We loaded them all into the station wagon of Mother’s Teresa Missionaries of Charity, using up every available cubic inch of space. Once again, our two nuns had to share one front seat to go home.
On 28 March, we visited the Catholic Chapel on the Italian Embassy. The Knights presented Catholic nuns with a substantial cash donation."
Members of the Afghan Roundtable took time out of their busy day to load a large van for two of our nuns from the Italian Embassy who feed about 2,000 of the poorest in Kabul and support a number of orphanages.
O'Boyle council is proud of how the roundtable packed their van to full capacity. Stay safe and proclaim the gospel!
Brother John Borley has lead the way in connecting our Afghan roundtable with the local scout group. The roundtable spent the day with 21 Afghan Scouts and their 4 adult leaders. Eight of the 21 scouts are women. Great job!
The St. Martin de Torres Roundtable in Afghanistan went to the Italian Embassy to attend Mass and deliver some of The Rock Chapel donations to the Missionaries of Charity, the Little Sisters of Kabul, and the ro Bambini di Kabul sisters. Brother Christian reported the donations were the first delivery using the newly acquired armored Sprinter van last Sunday.
The increase in the carrying capacity was enormous relative to the previous use of only one up-armored Suburban. The most touching story was how COL Kelly’s 8-year-old daughter donated her entire collection of Barbie and Ken dolls for the orphans. They were a big hit with the nuns.

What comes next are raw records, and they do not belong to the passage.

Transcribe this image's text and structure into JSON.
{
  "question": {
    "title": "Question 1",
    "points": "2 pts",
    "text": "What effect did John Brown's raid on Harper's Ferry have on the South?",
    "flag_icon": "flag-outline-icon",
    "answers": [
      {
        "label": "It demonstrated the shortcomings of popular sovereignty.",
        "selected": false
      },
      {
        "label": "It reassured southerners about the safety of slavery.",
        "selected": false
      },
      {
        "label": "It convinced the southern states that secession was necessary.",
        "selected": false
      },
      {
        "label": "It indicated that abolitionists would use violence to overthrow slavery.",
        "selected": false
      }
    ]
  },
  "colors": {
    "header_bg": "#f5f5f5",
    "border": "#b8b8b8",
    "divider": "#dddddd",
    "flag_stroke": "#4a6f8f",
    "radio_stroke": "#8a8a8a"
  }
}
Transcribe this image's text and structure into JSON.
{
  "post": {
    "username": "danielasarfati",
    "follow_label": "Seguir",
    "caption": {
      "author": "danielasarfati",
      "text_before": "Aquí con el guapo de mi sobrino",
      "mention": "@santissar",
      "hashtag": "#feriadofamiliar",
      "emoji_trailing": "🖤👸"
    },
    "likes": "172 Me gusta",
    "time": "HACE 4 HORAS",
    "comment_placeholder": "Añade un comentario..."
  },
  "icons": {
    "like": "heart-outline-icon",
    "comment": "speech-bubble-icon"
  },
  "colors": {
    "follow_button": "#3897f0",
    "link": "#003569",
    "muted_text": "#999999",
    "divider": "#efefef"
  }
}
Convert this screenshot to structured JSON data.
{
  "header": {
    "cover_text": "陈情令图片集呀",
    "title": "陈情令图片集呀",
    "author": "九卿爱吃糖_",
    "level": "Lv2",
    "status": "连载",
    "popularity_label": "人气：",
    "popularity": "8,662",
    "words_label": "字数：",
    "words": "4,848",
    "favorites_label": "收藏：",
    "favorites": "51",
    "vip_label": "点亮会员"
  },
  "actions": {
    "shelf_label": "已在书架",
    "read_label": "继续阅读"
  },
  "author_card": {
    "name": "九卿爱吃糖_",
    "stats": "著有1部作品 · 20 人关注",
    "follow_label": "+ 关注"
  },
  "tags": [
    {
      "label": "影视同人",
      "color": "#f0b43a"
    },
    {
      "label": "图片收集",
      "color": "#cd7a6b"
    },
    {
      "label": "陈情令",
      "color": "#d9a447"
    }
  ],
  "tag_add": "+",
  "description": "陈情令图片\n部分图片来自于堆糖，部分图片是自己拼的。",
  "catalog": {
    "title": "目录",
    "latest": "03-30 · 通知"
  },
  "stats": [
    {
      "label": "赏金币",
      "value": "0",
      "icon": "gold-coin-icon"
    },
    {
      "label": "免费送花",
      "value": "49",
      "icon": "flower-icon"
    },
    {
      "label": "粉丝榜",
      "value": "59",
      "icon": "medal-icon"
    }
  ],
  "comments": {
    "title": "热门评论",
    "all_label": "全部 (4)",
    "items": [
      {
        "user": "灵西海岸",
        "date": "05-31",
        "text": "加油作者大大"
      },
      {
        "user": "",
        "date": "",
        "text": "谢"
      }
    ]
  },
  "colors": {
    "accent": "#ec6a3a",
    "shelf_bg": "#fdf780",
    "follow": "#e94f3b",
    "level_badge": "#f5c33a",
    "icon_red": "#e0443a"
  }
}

"Today, the Knights of Columbus is providentially positioned to play a key role in the new alliance between the Church and the family called for by Pope Francis … What is necessary now is our greater involvement in the renewal of parish and family life."
-Supreme Knight Carl Anderson